Facebook needs to have that talk with Ben Parker

Comics, and the franchises that grow from them, are often waved away as fantasies, sometimes violent ones even, that do not reflect reality. In a way, those people are right, because in comics, characters take responsibility for their actions or are taught to do so. They are often face the consequences of their actions, even wrong ones done in the name of right. In the real world, people with great power often get away with their antics and plots and have basically forgotten that now cliche advice about responsibility.

The day Facebook outgrew its college-centric roots, it became driven by the need to get as many people into its net as possible. The day it went public, it became just like any other for-profit company, beholden to shareholders and the need to bring in the dough. Whether that's ideal or not is still under debate, but that's the world we live in right now.

But Facebook is not like any other for-profit company. It has grown and positioned itself to be one of the pillars of modern life. Even those who barely use computers or phones would have heard of or know Facebook, one way or another. Even more so Internet regulars, majority of whom would have Facebook accounts, share photos and videos, post thoughts, fight over anything, and more. We have put our lives, not just the digital aspect, in the hands of a superpower.

Facebook execs may have missed that whole heart to heart car scene, because it hasn't exactly been using its power, specifically its power over our data and our lives, in the most responsible way possible. This isn't the first time Facebook has been criticized, even investigated for activities, policies, and behaviors that used its own users' data for the benefit of a few. A few that also happen to have power, money, or both.

From privacy and security policies that put user data at risk to fake news that can skew the population's perception, Facebook has been accused and criticized for practically toying with its users' lives. Of course, the company will make statements about how much it values its users and, to its credit, take action on fixing some small infraction.

At the end of the day, no matter how much Facebook spins it, it values users in as much as they bring it profit. Whether that's directly from generated traffic or indirectly through ads or other, sometimes nefarious, means. As some would bluntly put it, users are Facebook's actual products.

To be fair, as much as we can be, it really isn't just Facebook. The same can be said of the other major Internet and tech powers, like Google, Microsoft, Apple, and Twitter. Unfortunately for Facebook, being a larger target makes it almost too easy to get caught red-handed. But as bad as the situation is, Facebook's relative silence on the latest exposés perhaps makes it even worse.

Fortunately, we don't have to remain victims – And while it's far too late for some to withdraw totally from Facebook (though it's not impossible!), we can still take action ourselves to at least limit how much Facebook can glean from our lives.

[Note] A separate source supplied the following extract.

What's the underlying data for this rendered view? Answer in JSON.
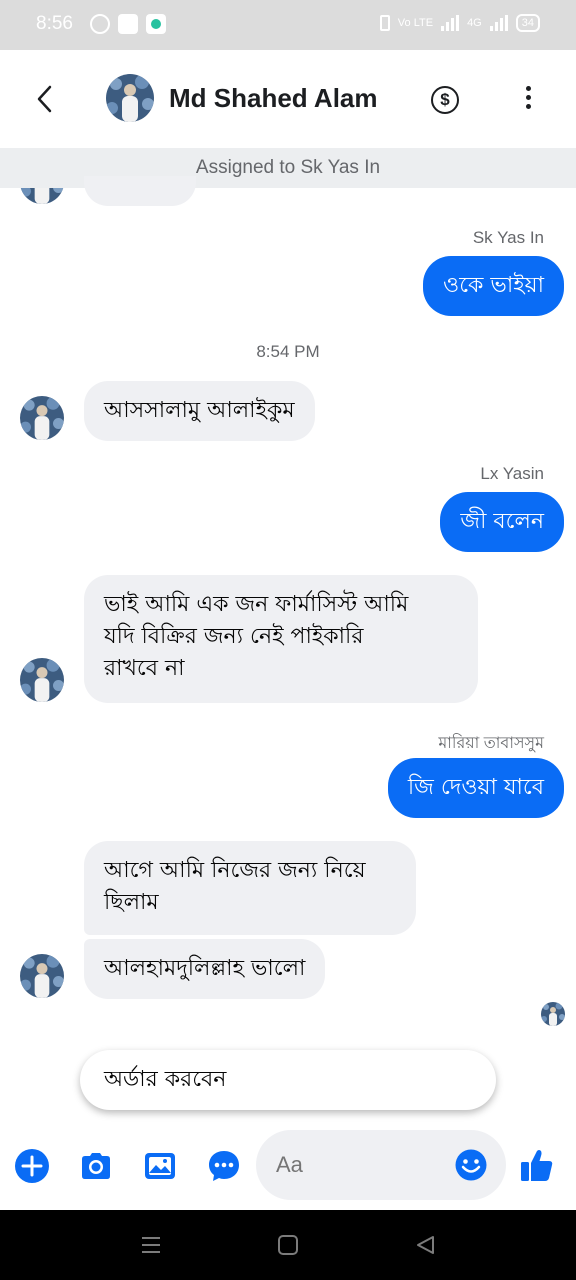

It can be as simple as curating and cleaning up our Facebook accounts of the apps and services that have accumulated over the years, maybe even decades.

Each of those, especially the old ones, can be a potential security risk and it falls on us to close those holes ourselves. Because while Facebook should always be held accountable and responsible for how it uses the power users have given it, the other side of that coin is that we, too, have to be responsible for our own lives as well.